Wash down afterwards with clean water. There are also proprietary cleaners on the market which can also be used to clean off various deposits and accumulated dirt and stains.
We do not recommend the use of high pressure hoses, and steel wool or steel wire brushes should not be used at all as any residue eft in the grain will rust and discolor the wood.
If the furniture has some stubborn and heavily ingrained stains these can be removed by sanding with a fine grade of sandpaper, being sure to work only with the direction of the timber grain.
After sanding stains away like this, if the furniture was previously teak oiled you may wish to re-oil, or if it had previously been left natural, the fresh teak color exposed by sanding will soon mellow in with the existing silver grey patina.
Naturally occurring oils that saturate Teakwood are its blessing and, improperly cared for, its curse. The reason teak is used for outdoor products is because of these oils, which give it a pleasing appearance, and more importantly, inhibit the tendency to rot.
The sun brings the natural oil to the surface, where they dry to a discolored gray, ultimately becoming black, due to the mold and mildew that tend to feed off the oil.
Removing mold growth
Warm and humid weather is ideal conditions for mold growth on just about anything and that includes teak wood.
Mold can present itself as a black or white spots or film on the surface. Itís because dirt is lodged in the pores of the grain and mold is growing as it feeds on the oils.
So to start you must remove the growth (mold and mildew). One would probably begin by applying a household cleaner, good idea but not strong enough. Bleach works well on removing the surface growth but comes short of killing the growth lodged in the grain of the wood. For this you must use a product specifically designed for this purpose. There are numerous quality teak cleaners on the market. Follow the manufacturerís instructions on application and use something to protect any metal hardware.
Once the teak has been cleaned personal preference takes over for choosing the sealing product. We recommend an oil finish. There are numerous teak oils on the market.

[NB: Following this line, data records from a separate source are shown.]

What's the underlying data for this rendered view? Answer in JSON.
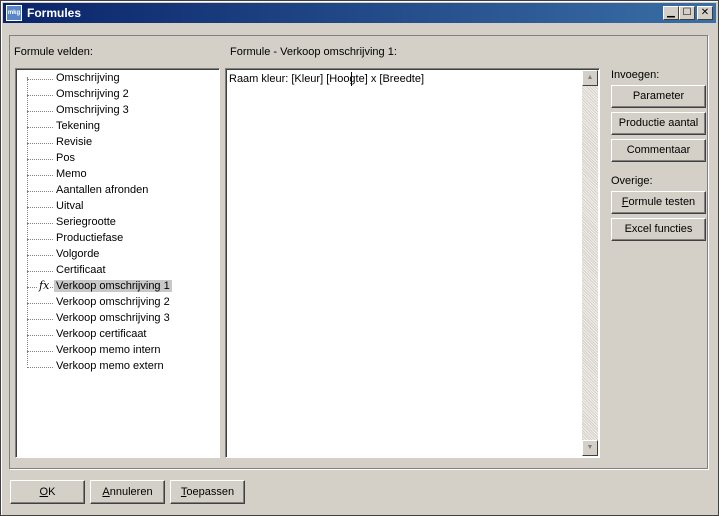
{
  "window": {
    "title": "Formules",
    "app_icon_text": "mkg",
    "controls": {
      "minimize": "▁",
      "maximize": "☐",
      "close": "✕"
    }
  },
  "labels": {
    "fields": "Formule velden:",
    "formula": "Formule - Verkoop omschrijving 1:",
    "insert": "Invoegen:",
    "other": "Overige:"
  },
  "tree": {
    "items": [
      {
        "label": "Omschrijving"
      },
      {
        "label": "Omschrijving 2"
      },
      {
        "label": "Omschrijving 3"
      },
      {
        "label": "Tekening"
      },
      {
        "label": "Revisie"
      },
      {
        "label": "Pos"
      },
      {
        "label": "Memo"
      },
      {
        "label": "Aantallen afronden"
      },
      {
        "label": "Uitval"
      },
      {
        "label": "Seriegrootte"
      },
      {
        "label": "Productiefase"
      },
      {
        "label": "Volgorde"
      },
      {
        "label": "Certificaat"
      },
      {
        "label": "Verkoop omschrijving 1",
        "selected": true,
        "icon": "fx"
      },
      {
        "label": "Verkoop omschrijving 2"
      },
      {
        "label": "Verkoop omschrijving 3"
      },
      {
        "label": "Verkoop certificaat"
      },
      {
        "label": "Verkoop memo intern"
      },
      {
        "label": "Verkoop memo extern"
      }
    ]
  },
  "editor": {
    "text": "Raam kleur: [Kleur] [Hoogte] x [Breedte]"
  },
  "buttons": {
    "parameter": "Parameter",
    "productie_aantal": "Productie aantal",
    "commentaar": "Commentaar",
    "formule_testen_first": "F",
    "formule_testen_rest": "ormule testen",
    "excel_functies": "Excel functies",
    "ok_first": "O",
    "ok_rest": "K",
    "annuleren_first": "A",
    "annuleren_rest": "nnuleren",
    "toepassen_first": "T",
    "toepassen_rest": "oepassen"
  },
  "scrollbar": {
    "up": "▲",
    "down": "▼"
  },
  "colors": {
    "titlebar_start": "#0a246a",
    "titlebar_end": "#3a6ea5",
    "face": "#d4d0c8",
    "selection": "#c8c8c8"
  }
}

We discourage the use of varnish or any type of polyurethane finish/sealers as teak is an oily wood and the urethane sealers donít stick well causing even more work for the future. Remember to mask off all surrounding areas not intended to be treated, as accidental contact with the paint or gelcoat could harm these surfaces.
An occasional surface cleaning and resealing with teak oil will reduce the need for future deep cleanings. As with all outdoor furniture maintenance, a little work now will save a lot of work in the future.
The Advantages of sealing the teak wood
By sealing the wood, mold and bacteria can't penetrate and get a foot hold like they can with just an oiled surface.
You'll use less teak oil for a small annual savings and the appearance of your sealed/oiled surface will be almost identical to a "just oiled" surface. You'll still have about the same periodic schedule for freshening up the teak oil, but as the oil washes away and burns off, raw wood is not exposed.
This technique will cut your deep cleaning cycle to near zero. When you think you can see the sealer getting thin, (places start looking lighter in color to surrounding areas), do a good wash down, lightly sand the surface, re-apply the sealer as before, and you're back to a new start. In the south you should have 6 months or so between sealer applications, in the north, up to a year!
This is How to do it
After your next deep cleaning of the boards, first apply two to three coats of sealer. Wipe with clean rags between each coat, allowing the coats no more than 15-20 min. to soak in. Let the final coat cure for 48 hrs. When fully cured, go over the entire surface with 000 bronze wool, working with the grain of the wood. This will take whatever "shine" is left away. Now, oil as usual. After the oil has cured to the point that it is just sticky, wipe off the excess and your done!